Heritage revealed

October 2017

Traditional owner Tinawin Wilson shows a medicinal plant to local farmer Bill Duncan

Cultural connection at Neds Corner

More than 80 people journeyed through time during an Indigenous Heritage day at Neds Corner Station in the Mallee on Saturday 28 October.

This sprawling 30,000 hectare former sheep station was once part of the famed Kidman empire. Purchased by Trust for Nature in 2002, it is now the largest private property dedicated to conservation in Victoria.

But it also has a rich Indigenous history dating back more than 15,000 years.

La Trobe University archaeologist Dr Jillian Garvey has been visiting Neds for several years to study sites that include a shell midden 400 metres long and 50 metres wide.
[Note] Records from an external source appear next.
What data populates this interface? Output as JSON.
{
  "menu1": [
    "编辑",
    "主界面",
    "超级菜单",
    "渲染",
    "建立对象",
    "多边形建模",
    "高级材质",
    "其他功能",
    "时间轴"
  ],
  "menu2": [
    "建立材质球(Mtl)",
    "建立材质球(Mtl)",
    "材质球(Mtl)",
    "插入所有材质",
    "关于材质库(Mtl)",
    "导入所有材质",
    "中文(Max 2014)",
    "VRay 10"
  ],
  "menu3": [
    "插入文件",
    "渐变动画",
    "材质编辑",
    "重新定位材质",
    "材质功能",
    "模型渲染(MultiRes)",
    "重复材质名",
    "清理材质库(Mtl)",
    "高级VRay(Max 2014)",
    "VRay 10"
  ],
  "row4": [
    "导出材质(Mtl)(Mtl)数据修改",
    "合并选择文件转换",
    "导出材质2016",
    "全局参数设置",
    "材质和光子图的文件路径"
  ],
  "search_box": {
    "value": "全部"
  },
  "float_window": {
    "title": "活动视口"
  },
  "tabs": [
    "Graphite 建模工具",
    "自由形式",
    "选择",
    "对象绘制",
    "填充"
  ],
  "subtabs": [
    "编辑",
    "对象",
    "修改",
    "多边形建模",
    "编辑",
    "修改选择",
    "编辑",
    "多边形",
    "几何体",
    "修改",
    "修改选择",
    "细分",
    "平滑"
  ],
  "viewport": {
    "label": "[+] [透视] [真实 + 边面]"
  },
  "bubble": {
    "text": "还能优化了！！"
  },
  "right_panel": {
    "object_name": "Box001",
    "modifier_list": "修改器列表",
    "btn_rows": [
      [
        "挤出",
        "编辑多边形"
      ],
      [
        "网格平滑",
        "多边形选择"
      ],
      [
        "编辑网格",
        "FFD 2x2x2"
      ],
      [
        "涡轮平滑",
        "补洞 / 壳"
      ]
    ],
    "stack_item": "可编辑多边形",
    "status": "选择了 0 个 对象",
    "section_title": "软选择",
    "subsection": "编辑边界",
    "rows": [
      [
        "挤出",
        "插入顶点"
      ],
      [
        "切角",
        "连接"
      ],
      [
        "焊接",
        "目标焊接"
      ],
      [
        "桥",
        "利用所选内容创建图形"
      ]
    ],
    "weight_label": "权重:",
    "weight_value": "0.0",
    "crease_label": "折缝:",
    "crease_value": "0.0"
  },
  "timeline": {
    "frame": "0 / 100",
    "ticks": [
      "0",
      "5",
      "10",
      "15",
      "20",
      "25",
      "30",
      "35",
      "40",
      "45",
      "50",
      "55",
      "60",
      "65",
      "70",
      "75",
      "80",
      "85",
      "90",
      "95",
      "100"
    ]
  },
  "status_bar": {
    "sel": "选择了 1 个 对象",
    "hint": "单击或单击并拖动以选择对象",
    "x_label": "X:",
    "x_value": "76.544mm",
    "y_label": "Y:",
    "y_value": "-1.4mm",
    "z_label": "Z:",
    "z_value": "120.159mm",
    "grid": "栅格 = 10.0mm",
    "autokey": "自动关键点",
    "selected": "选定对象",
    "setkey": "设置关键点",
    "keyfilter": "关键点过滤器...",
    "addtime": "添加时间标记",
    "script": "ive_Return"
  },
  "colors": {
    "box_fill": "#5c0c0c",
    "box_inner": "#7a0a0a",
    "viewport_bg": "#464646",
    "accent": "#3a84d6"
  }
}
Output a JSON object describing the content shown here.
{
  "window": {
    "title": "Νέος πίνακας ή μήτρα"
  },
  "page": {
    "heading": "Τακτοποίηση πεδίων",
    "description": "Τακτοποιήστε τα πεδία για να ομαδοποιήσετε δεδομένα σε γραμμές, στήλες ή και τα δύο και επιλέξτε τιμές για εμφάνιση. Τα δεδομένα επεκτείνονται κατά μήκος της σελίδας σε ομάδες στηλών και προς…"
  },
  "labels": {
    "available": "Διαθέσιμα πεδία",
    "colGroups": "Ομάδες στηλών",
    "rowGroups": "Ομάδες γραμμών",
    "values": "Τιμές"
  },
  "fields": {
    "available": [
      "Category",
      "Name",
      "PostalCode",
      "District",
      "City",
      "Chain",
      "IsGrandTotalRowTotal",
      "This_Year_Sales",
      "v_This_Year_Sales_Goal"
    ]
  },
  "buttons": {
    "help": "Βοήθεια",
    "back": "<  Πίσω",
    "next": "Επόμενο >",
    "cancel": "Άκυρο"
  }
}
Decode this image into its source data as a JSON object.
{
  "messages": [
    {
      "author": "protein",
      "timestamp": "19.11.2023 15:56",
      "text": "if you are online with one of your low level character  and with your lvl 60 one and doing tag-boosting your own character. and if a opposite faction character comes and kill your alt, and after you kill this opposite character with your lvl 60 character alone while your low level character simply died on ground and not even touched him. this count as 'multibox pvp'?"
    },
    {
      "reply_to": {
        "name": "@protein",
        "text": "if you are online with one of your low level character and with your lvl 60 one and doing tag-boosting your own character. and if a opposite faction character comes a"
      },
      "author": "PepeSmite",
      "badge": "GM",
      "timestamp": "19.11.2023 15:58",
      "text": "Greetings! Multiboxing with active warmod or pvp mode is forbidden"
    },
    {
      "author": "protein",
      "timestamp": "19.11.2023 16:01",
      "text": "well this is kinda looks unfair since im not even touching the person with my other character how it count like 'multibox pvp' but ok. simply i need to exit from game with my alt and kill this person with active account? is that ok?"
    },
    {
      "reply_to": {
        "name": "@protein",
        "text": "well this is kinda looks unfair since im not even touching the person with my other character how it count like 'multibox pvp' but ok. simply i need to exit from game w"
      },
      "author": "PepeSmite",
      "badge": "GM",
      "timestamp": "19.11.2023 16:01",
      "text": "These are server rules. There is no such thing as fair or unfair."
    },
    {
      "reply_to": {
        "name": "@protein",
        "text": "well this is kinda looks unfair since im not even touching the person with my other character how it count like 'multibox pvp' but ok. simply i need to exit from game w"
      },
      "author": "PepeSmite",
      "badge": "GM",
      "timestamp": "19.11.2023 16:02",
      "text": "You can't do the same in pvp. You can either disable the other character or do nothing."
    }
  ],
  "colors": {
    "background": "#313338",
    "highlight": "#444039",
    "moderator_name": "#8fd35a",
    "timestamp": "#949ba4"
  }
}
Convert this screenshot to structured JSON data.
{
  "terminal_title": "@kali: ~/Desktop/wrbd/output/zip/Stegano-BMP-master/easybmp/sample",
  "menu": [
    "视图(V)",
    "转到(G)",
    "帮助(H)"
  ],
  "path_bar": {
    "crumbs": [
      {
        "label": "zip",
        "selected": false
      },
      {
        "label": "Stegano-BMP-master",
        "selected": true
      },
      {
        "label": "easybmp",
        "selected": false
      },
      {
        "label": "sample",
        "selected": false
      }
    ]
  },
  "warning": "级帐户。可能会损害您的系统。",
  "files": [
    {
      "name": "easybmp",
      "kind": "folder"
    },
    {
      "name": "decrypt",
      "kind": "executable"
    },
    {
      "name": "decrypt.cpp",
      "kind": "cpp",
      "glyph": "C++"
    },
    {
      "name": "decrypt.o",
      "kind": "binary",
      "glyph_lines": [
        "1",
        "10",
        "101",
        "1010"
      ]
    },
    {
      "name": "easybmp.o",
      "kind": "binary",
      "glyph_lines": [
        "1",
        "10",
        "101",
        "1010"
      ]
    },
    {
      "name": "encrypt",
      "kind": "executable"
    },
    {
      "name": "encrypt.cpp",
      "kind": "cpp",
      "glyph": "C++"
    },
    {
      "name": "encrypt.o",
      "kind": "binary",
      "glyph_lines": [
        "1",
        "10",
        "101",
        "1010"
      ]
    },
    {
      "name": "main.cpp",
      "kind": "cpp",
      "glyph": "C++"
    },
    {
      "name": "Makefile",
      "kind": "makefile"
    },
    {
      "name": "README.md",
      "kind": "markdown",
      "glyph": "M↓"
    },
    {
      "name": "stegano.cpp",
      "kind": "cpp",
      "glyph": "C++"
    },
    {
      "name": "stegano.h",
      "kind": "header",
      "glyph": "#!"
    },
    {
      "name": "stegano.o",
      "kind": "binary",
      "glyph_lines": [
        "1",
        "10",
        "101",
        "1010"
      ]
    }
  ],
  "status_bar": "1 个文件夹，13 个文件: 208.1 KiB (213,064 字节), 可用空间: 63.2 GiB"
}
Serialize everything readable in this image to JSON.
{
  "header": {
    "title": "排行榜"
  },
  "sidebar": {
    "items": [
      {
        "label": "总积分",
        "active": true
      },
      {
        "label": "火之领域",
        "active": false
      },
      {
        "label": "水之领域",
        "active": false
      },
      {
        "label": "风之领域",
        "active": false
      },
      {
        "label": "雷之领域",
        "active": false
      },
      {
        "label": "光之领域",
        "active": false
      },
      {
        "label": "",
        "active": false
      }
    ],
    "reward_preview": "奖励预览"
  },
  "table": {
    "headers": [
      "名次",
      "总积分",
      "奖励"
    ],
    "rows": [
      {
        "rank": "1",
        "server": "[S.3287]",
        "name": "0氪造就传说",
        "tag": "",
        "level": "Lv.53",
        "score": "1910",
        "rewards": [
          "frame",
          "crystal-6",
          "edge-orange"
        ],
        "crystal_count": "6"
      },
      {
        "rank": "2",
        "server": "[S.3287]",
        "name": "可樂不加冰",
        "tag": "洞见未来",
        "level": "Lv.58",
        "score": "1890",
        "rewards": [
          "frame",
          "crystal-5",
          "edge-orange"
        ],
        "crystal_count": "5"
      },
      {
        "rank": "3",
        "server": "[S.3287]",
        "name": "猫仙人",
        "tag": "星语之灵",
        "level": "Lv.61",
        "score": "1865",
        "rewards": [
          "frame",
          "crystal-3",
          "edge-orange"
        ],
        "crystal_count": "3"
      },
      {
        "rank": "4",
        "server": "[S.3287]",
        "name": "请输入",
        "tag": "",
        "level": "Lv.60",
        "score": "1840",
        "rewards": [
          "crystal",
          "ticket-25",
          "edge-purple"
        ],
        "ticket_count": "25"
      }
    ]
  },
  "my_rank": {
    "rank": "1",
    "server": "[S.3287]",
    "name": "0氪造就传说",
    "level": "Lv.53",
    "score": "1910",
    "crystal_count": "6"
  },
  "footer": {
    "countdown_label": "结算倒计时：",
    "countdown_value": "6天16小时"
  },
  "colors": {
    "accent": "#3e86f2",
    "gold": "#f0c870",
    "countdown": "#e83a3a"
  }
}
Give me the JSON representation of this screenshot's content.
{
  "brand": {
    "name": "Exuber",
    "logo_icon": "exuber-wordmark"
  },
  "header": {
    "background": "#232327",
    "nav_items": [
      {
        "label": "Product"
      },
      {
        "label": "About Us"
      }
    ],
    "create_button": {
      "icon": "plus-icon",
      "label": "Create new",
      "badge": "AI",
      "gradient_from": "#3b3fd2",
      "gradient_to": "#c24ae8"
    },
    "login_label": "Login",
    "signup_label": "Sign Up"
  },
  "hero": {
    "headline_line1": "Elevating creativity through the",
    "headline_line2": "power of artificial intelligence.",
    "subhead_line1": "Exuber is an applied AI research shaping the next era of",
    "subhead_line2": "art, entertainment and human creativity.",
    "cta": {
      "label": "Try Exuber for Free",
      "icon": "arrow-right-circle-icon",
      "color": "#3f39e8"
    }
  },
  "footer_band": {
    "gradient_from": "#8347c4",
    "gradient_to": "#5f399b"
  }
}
It's full of fragments from mussels and snails harvested from the Murray River.

But Dr Garvey freely admits her research has barely scratched the surface.

"There is a huge amount yet to discover," she told visitors. "In fact, every time we come out here we find something new."

Dr Garvey led walks to see middens, a scar tree that provided bark for canoes and shields, and an oven mound where clay balls were used as heat beads.


Smoking ceremony and silence

Parks Victoria ranger Damien Jackson spoke about his work on significant sites in the region before conducting a smoking ceremony for visitors.

He was preceded by Ngintait traditional owner Tinawin Wilson and his niece Tameka who led the welcome to country.

Tinawin, whose name means "Black Bream of the River", also encouraged guests to participate in a minute's silence in respect of past Elders. He later accompanied people on a cultural tour, sharing his knowledge of country including plants used in traditional medicine.

This Trust for Nature event was co-hosted by La Trobe University and First People of the Millewa-Mallee Aboriginal Corporation.

Trust for Nature thanks the following people who played leading roles on the day:  local volunteers Garry and Trish Kelly; Mallee CMA's Leigh Pyke; Daniel Burton who provided a new take on bush tucker including quandong jelly slices; and Associate Professor Richard Cosgrove from La Trobe University.

The university is preparing a Cultural Heritage Management Plan that will help Trust for Nature look after significant Indigenous sites at Neds.